──────── Extracted material
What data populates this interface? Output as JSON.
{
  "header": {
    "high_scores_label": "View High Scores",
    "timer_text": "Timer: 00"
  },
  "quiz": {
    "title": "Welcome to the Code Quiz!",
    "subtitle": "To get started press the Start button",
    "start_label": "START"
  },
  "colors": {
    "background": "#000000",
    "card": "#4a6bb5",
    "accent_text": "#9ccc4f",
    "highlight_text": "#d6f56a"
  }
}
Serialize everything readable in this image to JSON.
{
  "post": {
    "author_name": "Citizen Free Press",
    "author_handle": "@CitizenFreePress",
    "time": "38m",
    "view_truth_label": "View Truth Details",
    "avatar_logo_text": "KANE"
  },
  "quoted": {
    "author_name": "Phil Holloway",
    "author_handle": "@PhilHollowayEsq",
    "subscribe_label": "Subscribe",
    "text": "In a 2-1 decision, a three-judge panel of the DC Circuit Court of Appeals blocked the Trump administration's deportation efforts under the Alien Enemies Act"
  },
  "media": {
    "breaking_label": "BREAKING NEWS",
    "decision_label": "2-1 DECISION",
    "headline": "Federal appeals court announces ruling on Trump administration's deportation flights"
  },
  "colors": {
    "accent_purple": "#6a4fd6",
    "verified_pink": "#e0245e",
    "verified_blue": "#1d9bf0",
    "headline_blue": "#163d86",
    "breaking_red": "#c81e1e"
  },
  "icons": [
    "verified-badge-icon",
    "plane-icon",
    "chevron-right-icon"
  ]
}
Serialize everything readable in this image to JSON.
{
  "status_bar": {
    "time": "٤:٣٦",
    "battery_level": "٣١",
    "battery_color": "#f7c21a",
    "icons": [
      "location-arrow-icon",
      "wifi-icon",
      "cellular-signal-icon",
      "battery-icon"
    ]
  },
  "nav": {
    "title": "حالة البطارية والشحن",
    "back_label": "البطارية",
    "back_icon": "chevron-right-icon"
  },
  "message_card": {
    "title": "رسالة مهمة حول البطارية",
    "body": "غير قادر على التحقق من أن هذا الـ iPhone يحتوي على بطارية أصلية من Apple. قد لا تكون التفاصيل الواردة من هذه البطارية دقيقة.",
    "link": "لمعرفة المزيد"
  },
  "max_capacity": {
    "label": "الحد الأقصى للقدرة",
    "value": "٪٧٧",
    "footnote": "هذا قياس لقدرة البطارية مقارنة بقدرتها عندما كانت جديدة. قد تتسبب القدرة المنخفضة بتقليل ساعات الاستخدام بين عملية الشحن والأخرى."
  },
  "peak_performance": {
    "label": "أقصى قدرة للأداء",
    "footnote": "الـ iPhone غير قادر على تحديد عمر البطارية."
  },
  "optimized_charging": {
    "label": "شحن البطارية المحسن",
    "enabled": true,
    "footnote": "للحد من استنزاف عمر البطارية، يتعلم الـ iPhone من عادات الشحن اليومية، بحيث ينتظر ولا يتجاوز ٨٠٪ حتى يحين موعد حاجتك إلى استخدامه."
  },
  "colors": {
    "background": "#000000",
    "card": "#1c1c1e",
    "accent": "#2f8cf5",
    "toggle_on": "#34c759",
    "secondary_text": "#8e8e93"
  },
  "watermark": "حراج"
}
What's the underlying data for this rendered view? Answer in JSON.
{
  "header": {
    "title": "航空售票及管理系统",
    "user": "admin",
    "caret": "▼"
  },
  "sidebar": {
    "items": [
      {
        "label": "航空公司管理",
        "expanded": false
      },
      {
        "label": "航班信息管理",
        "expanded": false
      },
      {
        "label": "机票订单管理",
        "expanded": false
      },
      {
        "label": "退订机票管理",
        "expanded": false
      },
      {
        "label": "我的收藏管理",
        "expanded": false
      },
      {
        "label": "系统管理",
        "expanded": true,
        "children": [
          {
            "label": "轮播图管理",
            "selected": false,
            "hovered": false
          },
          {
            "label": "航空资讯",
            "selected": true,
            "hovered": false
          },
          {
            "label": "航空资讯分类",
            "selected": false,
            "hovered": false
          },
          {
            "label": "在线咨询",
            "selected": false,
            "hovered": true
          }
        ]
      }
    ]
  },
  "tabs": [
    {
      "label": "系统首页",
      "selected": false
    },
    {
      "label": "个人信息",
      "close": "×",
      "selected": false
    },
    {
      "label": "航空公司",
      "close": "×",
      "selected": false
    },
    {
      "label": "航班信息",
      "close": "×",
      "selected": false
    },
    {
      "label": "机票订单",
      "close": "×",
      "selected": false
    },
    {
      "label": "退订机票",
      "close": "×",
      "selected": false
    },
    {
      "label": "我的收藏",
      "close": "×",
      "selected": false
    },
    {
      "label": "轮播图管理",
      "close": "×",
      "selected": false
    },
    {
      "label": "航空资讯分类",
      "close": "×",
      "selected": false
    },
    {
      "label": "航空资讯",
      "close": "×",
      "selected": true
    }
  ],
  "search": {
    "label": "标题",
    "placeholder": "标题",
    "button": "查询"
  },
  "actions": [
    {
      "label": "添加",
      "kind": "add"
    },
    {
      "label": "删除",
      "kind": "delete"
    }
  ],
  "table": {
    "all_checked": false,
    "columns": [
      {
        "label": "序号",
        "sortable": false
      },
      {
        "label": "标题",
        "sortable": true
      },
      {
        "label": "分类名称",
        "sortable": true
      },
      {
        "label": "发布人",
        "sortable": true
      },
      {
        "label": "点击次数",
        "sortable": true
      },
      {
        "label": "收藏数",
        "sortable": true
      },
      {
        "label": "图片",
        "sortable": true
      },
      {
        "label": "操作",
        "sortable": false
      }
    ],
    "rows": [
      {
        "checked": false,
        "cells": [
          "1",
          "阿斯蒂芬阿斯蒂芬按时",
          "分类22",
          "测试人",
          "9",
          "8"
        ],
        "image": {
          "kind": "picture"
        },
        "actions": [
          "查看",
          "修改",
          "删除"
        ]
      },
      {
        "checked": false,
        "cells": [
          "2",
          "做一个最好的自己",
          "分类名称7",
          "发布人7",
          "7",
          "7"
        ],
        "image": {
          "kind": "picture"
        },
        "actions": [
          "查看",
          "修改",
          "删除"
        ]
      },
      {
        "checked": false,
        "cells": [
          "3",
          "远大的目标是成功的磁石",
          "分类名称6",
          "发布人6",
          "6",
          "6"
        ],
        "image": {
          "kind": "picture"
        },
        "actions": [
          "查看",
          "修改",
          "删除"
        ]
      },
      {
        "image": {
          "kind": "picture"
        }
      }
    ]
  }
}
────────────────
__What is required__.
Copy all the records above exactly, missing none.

__Answer area__.
What data populates this interface? Output as JSON.
{
  "header": {
    "high_scores_label": "View High Scores",
    "timer_text": "Timer: 00"
  },
  "quiz": {
    "title": "Welcome to the Code Quiz!",
    "subtitle": "To get started press the Start button",
    "start_label": "START"
  },
  "colors": {
    "background": "#000000",
    "card": "#4a6bb5",
    "accent_text": "#9ccc4f",
    "highlight_text": "#d6f56a"
  }
}
Serialize everything readable in this image to JSON.
{
  "post": {
    "author_name": "Citizen Free Press",
    "author_handle": "@CitizenFreePress",
    "time": "38m",
    "view_truth_label": "View Truth Details",
    "avatar_logo_text": "KANE"
  },
  "quoted": {
    "author_name": "Phil Holloway",
    "author_handle": "@PhilHollowayEsq",
    "subscribe_label": "Subscribe",
    "text": "In a 2-1 decision, a three-judge panel of the DC Circuit Court of Appeals blocked the Trump administration's deportation efforts under the Alien Enemies Act"
  },
  "media": {
    "breaking_label": "BREAKING NEWS",
    "decision_label": "2-1 DECISION",
    "headline": "Federal appeals court announces ruling on Trump administration's deportation flights"
  },
  "colors": {
    "accent_purple": "#6a4fd6",
    "verified_pink": "#e0245e",
    "verified_blue": "#1d9bf0",
    "headline_blue": "#163d86",
    "breaking_red": "#c81e1e"
  },
  "icons": [
    "verified-badge-icon",
    "plane-icon",
    "chevron-right-icon"
  ]
}
Serialize everything readable in this image to JSON.
{
  "status_bar": {
    "time": "٤:٣٦",
    "battery_level": "٣١",
    "battery_color": "#f7c21a",
    "icons": [
      "location-arrow-icon",
      "wifi-icon",
      "cellular-signal-icon",
      "battery-icon"
    ]
  },
  "nav": {
    "title": "حالة البطارية والشحن",
    "back_label": "البطارية",
    "back_icon": "chevron-right-icon"
  },
  "message_card": {
    "title": "رسالة مهمة حول البطارية",
    "body": "غير قادر على التحقق من أن هذا الـ iPhone يحتوي على بطارية أصلية من Apple. قد لا تكون التفاصيل الواردة من هذه البطارية دقيقة.",
    "link": "لمعرفة المزيد"
  },
  "max_capacity": {
    "label": "الحد الأقصى للقدرة",
    "value": "٪٧٧",
    "footnote": "هذا قياس لقدرة البطارية مقارنة بقدرتها عندما كانت جديدة. قد تتسبب القدرة المنخفضة بتقليل ساعات الاستخدام بين عملية الشحن والأخرى."
  },
  "peak_performance": {
    "label": "أقصى قدرة للأداء",
    "footnote": "الـ iPhone غير قادر على تحديد عمر البطارية."
  },
  "optimized_charging": {
    "label": "شحن البطارية المحسن",
    "enabled": true,
    "footnote": "للحد من استنزاف عمر البطارية، يتعلم الـ iPhone من عادات الشحن اليومية، بحيث ينتظر ولا يتجاوز ٨٠٪ حتى يحين موعد حاجتك إلى استخدامه."
  },
  "colors": {
    "background": "#000000",
    "card": "#1c1c1e",
    "accent": "#2f8cf5",
    "toggle_on": "#34c759",
    "secondary_text": "#8e8e93"
  },
  "watermark": "حراج"
}
What's the underlying data for this rendered view? Answer in JSON.
{
  "header": {
    "title": "航空售票及管理系统",
    "user": "admin",
    "caret": "▼"
  },
  "sidebar": {
    "items": [
      {
        "label": "航空公司管理",
        "expanded": false
      },
      {
        "label": "航班信息管理",
        "expanded": false
      },
      {
        "label": "机票订单管理",
        "expanded": false
      },
      {
        "label": "退订机票管理",
        "expanded": false
      },
      {
        "label": "我的收藏管理",
        "expanded": false
      },
      {
        "label": "系统管理",
        "expanded": true,
        "children": [
          {
            "label": "轮播图管理",
            "selected": false,
            "hovered": false
          },
          {
            "label": "航空资讯",
            "selected": true,
            "hovered": false
          },
          {
            "label": "航空资讯分类",
            "selected": false,
            "hovered": false
          },
          {
            "label": "在线咨询",
            "selected": false,
            "hovered": true
          }
        ]
      }
    ]
  },
  "tabs": [
    {
      "label": "系统首页",
      "selected": false
    },
    {
      "label": "个人信息",
      "close": "×",
      "selected": false
    },
    {
      "label": "航空公司",
      "close": "×",
      "selected": false
    },
    {
      "label": "航班信息",
      "close": "×",
      "selected": false
    },
    {
      "label": "机票订单",
      "close": "×",
      "selected": false
    },
    {
      "label": "退订机票",
      "close": "×",
      "selected": false
    },
    {
      "label": "我的收藏",
      "close": "×",
      "selected": false
    },
    {
      "label": "轮播图管理",
      "close": "×",
      "selected": false
    },
    {
      "label": "航空资讯分类",
      "close": "×",
      "selected": false
    },
    {
      "label": "航空资讯",
      "close": "×",
      "selected": true
    }
  ],
  "search": {
    "label": "标题",
    "placeholder": "标题",
    "button": "查询"
  },
  "actions": [
    {
      "label": "添加",
      "kind": "add"
    },
    {
      "label": "删除",
      "kind": "delete"
    }
  ],
  "table": {
    "all_checked": false,
    "columns": [
      {
        "label": "序号",
        "sortable": false
      },
      {
        "label": "标题",
        "sortable": true
      },
      {
        "label": "分类名称",
        "sortable": true
      },
      {
        "label": "发布人",
        "sortable": true
      },
      {
        "label": "点击次数",
        "sortable": true
      },
      {
        "label": "收藏数",
        "sortable": true
      },
      {
        "label": "图片",
        "sortable": true
      },
      {
        "label": "操作",
        "sortable": false
      }
    ],
    "rows": [
      {
        "checked": false,
        "cells": [
          "1",
          "阿斯蒂芬阿斯蒂芬按时",
          "分类22",
          "测试人",
          "9",
          "8"
        ],
        "image": {
          "kind": "picture"
        },
        "actions": [
          "查看",
          "修改",
          "删除"
        ]
      },
      {
        "checked": false,
        "cells": [
          "2",
          "做一个最好的自己",
          "分类名称7",
          "发布人7",
          "7",
          "7"
        ],
        "image": {
          "kind": "picture"
        },
        "actions": [
          "查看",
          "修改",
          "删除"
        ]
      },
      {
        "checked": false,
        "cells": [
          "3",
          "远大的目标是成功的磁石",
          "分类名称6",
          "发布人6",
          "6",
          "6"
        ],
        "image": {
          "kind": "picture"
        },
        "actions": [
          "查看",
          "修改",
          "删除"
        ]
      },
      {
        "image": {
          "kind": "picture"
        }
      }
    ]
  }
}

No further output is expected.